+++ THE DATA

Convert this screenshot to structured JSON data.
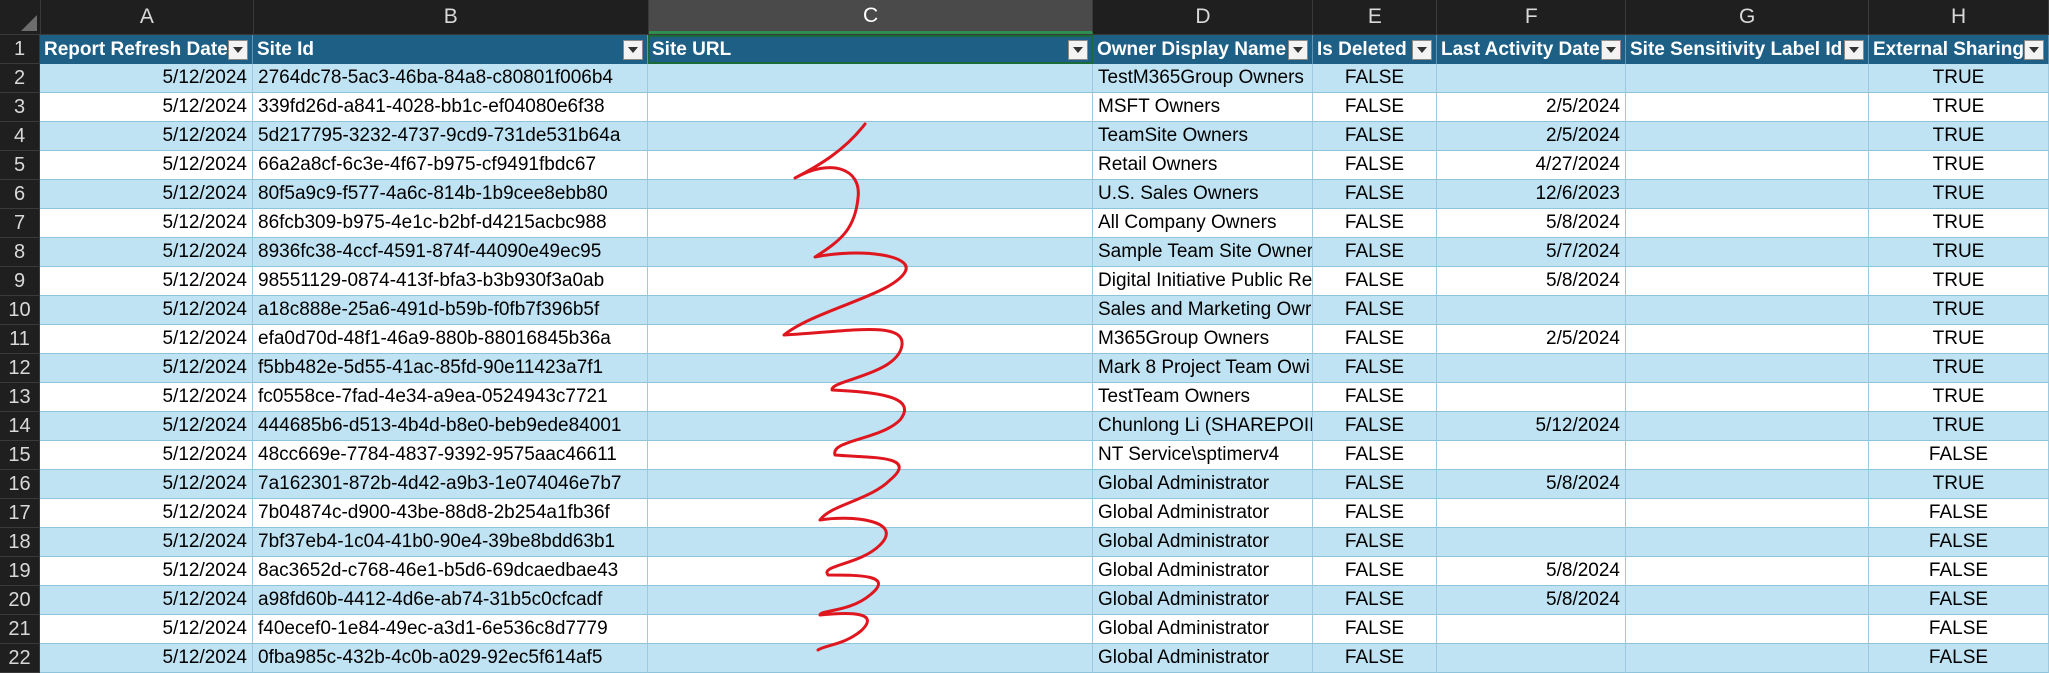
{
  "column_letters": [
    "A",
    "B",
    "C",
    "D",
    "E",
    "F",
    "G",
    "H"
  ],
  "selected_column": "C",
  "headers": [
    "Report Refresh Date",
    "Site Id",
    "Site URL",
    "Owner Display Name",
    "Is Deleted",
    "Last Activity Date",
    "Site Sensitivity Label Id",
    "External Sharing"
  ],
  "header_row_number": "1",
  "rows": [
    {
      "n": "2",
      "a": "5/12/2024",
      "b": "2764dc78-5ac3-46ba-84a8-c80801f006b4",
      "c": "",
      "d": "TestM365Group Owners",
      "e": "FALSE",
      "f": "",
      "g": "",
      "h": "TRUE"
    },
    {
      "n": "3",
      "a": "5/12/2024",
      "b": "339fd26d-a841-4028-bb1c-ef04080e6f38",
      "c": "",
      "d": "MSFT Owners",
      "e": "FALSE",
      "f": "2/5/2024",
      "g": "",
      "h": "TRUE"
    },
    {
      "n": "4",
      "a": "5/12/2024",
      "b": "5d217795-3232-4737-9cd9-731de531b64a",
      "c": "",
      "d": "TeamSite Owners",
      "e": "FALSE",
      "f": "2/5/2024",
      "g": "",
      "h": "TRUE"
    },
    {
      "n": "5",
      "a": "5/12/2024",
      "b": "66a2a8cf-6c3e-4f67-b975-cf9491fbdc67",
      "c": "",
      "d": "Retail Owners",
      "e": "FALSE",
      "f": "4/27/2024",
      "g": "",
      "h": "TRUE"
    },
    {
      "n": "6",
      "a": "5/12/2024",
      "b": "80f5a9c9-f577-4a6c-814b-1b9cee8ebb80",
      "c": "",
      "d": "U.S. Sales Owners",
      "e": "FALSE",
      "f": "12/6/2023",
      "g": "",
      "h": "TRUE"
    },
    {
      "n": "7",
      "a": "5/12/2024",
      "b": "86fcb309-b975-4e1c-b2bf-d4215acbc988",
      "c": "",
      "d": "All Company Owners",
      "e": "FALSE",
      "f": "5/8/2024",
      "g": "",
      "h": "TRUE"
    },
    {
      "n": "8",
      "a": "5/12/2024",
      "b": "8936fc38-4ccf-4591-874f-44090e49ec95",
      "c": "",
      "d": "Sample Team Site Owner",
      "e": "FALSE",
      "f": "5/7/2024",
      "g": "",
      "h": "TRUE"
    },
    {
      "n": "9",
      "a": "5/12/2024",
      "b": "98551129-0874-413f-bfa3-b3b930f3a0ab",
      "c": "",
      "d": "Digital Initiative Public Re",
      "e": "FALSE",
      "f": "5/8/2024",
      "g": "",
      "h": "TRUE"
    },
    {
      "n": "10",
      "a": "5/12/2024",
      "b": "a18c888e-25a6-491d-b59b-f0fb7f396b5f",
      "c": "",
      "d": "Sales and Marketing Owr",
      "e": "FALSE",
      "f": "",
      "g": "",
      "h": "TRUE"
    },
    {
      "n": "11",
      "a": "5/12/2024",
      "b": "efa0d70d-48f1-46a9-880b-88016845b36a",
      "c": "",
      "d": "M365Group Owners",
      "e": "FALSE",
      "f": "2/5/2024",
      "g": "",
      "h": "TRUE"
    },
    {
      "n": "12",
      "a": "5/12/2024",
      "b": "f5bb482e-5d55-41ac-85fd-90e11423a7f1",
      "c": "",
      "d": "Mark 8 Project Team Owi",
      "e": "FALSE",
      "f": "",
      "g": "",
      "h": "TRUE"
    },
    {
      "n": "13",
      "a": "5/12/2024",
      "b": "fc0558ce-7fad-4e34-a9ea-0524943c7721",
      "c": "",
      "d": "TestTeam Owners",
      "e": "FALSE",
      "f": "",
      "g": "",
      "h": "TRUE"
    },
    {
      "n": "14",
      "a": "5/12/2024",
      "b": "444685b6-d513-4b4d-b8e0-beb9ede84001",
      "c": "",
      "d": "Chunlong Li (SHAREPOIN",
      "e": "FALSE",
      "f": "5/12/2024",
      "g": "",
      "h": "TRUE"
    },
    {
      "n": "15",
      "a": "5/12/2024",
      "b": "48cc669e-7784-4837-9392-9575aac46611",
      "c": "",
      "d": "NT Service\\sptimerv4",
      "e": "FALSE",
      "f": "",
      "g": "",
      "h": "FALSE"
    },
    {
      "n": "16",
      "a": "5/12/2024",
      "b": "7a162301-872b-4d42-a9b3-1e074046e7b7",
      "c": "",
      "d": "Global Administrator",
      "e": "FALSE",
      "f": "5/8/2024",
      "g": "",
      "h": "TRUE"
    },
    {
      "n": "17",
      "a": "5/12/2024",
      "b": "7b04874c-d900-43be-88d8-2b254a1fb36f",
      "c": "",
      "d": "Global Administrator",
      "e": "FALSE",
      "f": "",
      "g": "",
      "h": "FALSE"
    },
    {
      "n": "18",
      "a": "5/12/2024",
      "b": "7bf37eb4-1c04-41b0-90e4-39be8bdd63b1",
      "c": "",
      "d": "Global Administrator",
      "e": "FALSE",
      "f": "",
      "g": "",
      "h": "FALSE"
    },
    {
      "n": "19",
      "a": "5/12/2024",
      "b": "8ac3652d-c768-46e1-b5d6-69dcaedbae43",
      "c": "",
      "d": "Global Administrator",
      "e": "FALSE",
      "f": "5/8/2024",
      "g": "",
      "h": "FALSE"
    },
    {
      "n": "20",
      "a": "5/12/2024",
      "b": "a98fd60b-4412-4d6e-ab74-31b5c0cfcadf",
      "c": "",
      "d": "Global Administrator",
      "e": "FALSE",
      "f": "5/8/2024",
      "g": "",
      "h": "FALSE"
    },
    {
      "n": "21",
      "a": "5/12/2024",
      "b": "f40ecef0-1e84-49ec-a3d1-6e536c8d7779",
      "c": "",
      "d": "Global Administrator",
      "e": "FALSE",
      "f": "",
      "g": "",
      "h": "FALSE"
    },
    {
      "n": "22",
      "a": "5/12/2024",
      "b": "0fba985c-432b-4c0b-a029-92ec5f614af5",
      "c": "",
      "d": "Global Administrator",
      "e": "FALSE",
      "f": "",
      "g": "",
      "h": "FALSE"
    }
  ],
  "annotation": {
    "color": "#e0161f",
    "icon": "red-scribble-redaction"
  },
  "colors": {
    "header_fill": "#1e5f86",
    "band_fill": "#bfe3f3",
    "selection_border": "#2f8f4e"
  }
}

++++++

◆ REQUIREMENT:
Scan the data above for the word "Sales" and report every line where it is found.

◆ ANSWER TO THIS TASK:
      "d": "U.S. Sales Owners",
      "d": "Sales and Marketing Owr",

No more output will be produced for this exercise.